• [Material provided]
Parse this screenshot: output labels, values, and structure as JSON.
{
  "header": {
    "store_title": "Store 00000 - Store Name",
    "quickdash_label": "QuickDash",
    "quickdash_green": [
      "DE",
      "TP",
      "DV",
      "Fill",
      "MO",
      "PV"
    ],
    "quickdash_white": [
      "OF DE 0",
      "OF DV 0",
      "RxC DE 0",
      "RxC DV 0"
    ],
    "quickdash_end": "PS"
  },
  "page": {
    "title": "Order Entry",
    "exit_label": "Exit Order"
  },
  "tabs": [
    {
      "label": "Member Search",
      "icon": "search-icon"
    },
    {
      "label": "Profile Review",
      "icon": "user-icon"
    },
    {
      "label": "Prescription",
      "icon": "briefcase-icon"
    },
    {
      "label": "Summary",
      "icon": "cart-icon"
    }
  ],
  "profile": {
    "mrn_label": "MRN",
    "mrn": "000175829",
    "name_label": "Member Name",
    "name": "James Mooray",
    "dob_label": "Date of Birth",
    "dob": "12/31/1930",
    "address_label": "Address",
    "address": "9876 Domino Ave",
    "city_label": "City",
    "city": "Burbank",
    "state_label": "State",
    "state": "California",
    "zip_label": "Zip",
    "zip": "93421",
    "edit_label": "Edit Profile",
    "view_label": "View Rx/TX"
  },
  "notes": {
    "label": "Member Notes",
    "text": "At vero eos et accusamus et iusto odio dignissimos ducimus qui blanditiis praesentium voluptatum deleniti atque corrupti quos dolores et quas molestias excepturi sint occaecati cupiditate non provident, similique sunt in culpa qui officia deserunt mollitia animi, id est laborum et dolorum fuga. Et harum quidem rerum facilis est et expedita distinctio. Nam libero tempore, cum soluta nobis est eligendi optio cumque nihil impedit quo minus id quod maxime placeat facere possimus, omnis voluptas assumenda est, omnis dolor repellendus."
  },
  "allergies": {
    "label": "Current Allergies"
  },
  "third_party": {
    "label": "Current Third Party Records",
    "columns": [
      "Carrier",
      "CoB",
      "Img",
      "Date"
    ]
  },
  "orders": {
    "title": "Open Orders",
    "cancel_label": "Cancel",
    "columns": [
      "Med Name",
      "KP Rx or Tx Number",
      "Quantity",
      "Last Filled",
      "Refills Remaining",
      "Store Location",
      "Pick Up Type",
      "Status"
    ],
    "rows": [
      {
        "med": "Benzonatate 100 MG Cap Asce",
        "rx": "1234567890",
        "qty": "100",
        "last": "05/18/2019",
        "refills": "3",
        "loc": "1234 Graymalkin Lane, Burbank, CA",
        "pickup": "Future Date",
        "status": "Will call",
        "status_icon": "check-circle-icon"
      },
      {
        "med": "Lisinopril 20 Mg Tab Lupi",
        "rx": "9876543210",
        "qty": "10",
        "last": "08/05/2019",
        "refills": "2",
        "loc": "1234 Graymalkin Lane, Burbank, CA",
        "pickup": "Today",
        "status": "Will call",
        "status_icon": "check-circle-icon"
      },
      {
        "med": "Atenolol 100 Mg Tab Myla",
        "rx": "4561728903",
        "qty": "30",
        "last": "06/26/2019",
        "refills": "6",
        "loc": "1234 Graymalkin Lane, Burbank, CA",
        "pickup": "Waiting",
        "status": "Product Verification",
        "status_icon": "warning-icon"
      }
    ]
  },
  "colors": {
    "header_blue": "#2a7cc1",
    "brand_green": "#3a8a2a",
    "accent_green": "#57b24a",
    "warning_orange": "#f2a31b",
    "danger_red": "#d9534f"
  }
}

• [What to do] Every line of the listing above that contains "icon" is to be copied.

• [Result of this exercise]
      "icon": "search-icon"
      "icon": "user-icon"
      "icon": "briefcase-icon"
      "icon": "cart-icon"
        "status_icon": "check-circle-icon"
        "status_icon": "check-circle-icon"
        "status_icon": "warning-icon"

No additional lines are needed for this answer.